Pilot feasibility study of the ReVital Chemotherapy Online Resiliency Evaluation (CORE) program. As part of standard of care, patients starting a new chemotherapy regimen are referred to complete a pre-chemotherapy cancer rehabilitation evaluation (i.e., prehab) and invited to enroll in the ReVital-CORE program study. Once enrolled in ReVital-CORE, participants will complete a monthly online evaluation for 1 year. If frailty (or pre-frailty) is detected on any survey, physical or occupational therapy will be initiated for standard of care rehabilitation evaluation and treatment.

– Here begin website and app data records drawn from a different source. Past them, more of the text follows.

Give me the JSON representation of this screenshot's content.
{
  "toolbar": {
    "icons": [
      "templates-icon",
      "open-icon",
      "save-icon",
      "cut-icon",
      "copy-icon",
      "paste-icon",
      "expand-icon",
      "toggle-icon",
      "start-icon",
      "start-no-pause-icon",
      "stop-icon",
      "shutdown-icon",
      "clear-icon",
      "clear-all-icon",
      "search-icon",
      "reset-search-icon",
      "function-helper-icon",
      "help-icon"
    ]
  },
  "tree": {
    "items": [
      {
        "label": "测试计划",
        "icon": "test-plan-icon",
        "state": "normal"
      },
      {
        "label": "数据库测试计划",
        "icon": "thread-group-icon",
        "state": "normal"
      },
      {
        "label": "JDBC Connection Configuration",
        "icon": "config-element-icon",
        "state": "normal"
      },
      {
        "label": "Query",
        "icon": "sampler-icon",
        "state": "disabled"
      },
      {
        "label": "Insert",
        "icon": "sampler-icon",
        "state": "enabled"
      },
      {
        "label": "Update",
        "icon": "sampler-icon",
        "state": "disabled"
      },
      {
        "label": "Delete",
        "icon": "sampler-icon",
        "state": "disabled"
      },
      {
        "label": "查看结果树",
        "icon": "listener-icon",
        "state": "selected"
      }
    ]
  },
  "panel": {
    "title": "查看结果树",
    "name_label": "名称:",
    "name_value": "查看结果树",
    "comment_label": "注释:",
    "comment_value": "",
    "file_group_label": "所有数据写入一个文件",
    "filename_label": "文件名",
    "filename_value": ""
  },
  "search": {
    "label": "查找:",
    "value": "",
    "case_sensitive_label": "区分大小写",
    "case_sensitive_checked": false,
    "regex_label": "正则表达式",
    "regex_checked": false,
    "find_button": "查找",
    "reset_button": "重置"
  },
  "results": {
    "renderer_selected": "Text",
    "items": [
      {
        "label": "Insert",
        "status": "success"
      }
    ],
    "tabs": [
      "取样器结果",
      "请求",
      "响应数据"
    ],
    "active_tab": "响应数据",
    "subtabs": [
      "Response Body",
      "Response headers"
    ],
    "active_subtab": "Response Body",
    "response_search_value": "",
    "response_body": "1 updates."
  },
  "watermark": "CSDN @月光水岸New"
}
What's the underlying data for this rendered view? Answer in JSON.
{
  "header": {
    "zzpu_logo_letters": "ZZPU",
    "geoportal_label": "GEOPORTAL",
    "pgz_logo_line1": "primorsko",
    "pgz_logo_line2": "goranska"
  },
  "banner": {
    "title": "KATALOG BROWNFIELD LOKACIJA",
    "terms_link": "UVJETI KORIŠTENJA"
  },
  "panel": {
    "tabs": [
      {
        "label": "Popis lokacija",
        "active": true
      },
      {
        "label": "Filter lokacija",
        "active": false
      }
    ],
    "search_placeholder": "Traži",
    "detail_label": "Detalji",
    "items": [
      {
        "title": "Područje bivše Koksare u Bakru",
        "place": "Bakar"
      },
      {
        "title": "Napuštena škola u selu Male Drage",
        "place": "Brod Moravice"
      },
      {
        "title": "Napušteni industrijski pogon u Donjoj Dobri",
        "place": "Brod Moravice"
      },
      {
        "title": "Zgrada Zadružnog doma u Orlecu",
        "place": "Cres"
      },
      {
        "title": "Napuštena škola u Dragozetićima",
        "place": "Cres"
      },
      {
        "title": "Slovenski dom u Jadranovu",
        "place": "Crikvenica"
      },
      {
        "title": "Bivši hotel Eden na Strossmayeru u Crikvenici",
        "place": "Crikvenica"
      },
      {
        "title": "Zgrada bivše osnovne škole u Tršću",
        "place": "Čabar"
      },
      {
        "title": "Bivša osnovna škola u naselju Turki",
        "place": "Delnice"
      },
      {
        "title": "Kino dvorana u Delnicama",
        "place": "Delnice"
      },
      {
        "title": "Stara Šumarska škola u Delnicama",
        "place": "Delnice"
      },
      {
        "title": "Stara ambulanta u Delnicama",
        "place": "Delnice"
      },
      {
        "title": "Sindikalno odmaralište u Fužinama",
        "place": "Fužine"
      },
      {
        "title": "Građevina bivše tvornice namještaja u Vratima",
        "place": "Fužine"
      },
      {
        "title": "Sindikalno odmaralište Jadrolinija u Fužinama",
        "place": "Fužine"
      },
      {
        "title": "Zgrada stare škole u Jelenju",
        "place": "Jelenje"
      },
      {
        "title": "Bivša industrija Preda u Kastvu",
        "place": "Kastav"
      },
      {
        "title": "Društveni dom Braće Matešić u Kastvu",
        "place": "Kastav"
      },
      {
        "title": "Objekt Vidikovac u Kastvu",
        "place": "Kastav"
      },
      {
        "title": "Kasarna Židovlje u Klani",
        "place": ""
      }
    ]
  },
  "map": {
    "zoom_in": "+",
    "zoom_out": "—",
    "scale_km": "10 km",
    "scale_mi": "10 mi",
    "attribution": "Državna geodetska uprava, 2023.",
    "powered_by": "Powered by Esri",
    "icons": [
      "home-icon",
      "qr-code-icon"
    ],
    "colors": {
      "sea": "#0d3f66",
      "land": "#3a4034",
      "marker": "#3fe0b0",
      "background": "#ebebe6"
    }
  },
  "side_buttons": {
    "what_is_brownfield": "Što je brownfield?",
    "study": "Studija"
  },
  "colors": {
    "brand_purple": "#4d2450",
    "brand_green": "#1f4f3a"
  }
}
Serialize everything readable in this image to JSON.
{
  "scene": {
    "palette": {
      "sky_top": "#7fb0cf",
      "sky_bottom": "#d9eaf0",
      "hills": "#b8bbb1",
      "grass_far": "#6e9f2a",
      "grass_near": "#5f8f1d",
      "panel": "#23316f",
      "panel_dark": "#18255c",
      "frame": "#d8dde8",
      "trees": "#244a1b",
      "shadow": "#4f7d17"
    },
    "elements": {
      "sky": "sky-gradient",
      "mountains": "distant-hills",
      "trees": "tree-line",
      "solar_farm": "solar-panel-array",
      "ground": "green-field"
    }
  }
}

Skin adhesive (Octyl cyanoacrylate - LIQUID BAND©) is increasingly used instead of suture for sutures on the superficial plane of the skin. It is frequently used in children, in traumatology and in plastic surgery. Several randomized trials have shown satisfactory results of the glue compared to suture in terms of infections and scar dehiscence, and aesthetics after abdominoplasty and mammoplasty. In the field of port-a-cath® placement in oncology: - The use of skin adhesive can save substantial nursing time, which makes it possible to consider the transition of this technique into routine patient management. Potential benefits include nurses managing large numbers of patients in day hospitals, and patients no longer needing a nurse for suture removal. - Cancer and chemotherapy toxicity can alter patients' body image and view of themselves. The presence of a scar can be traumatic for some patients. The second goal of this study is to test whether the use of glue can improve the appearance of the scar following port-a-cath® placement, an area in which there are divergent results.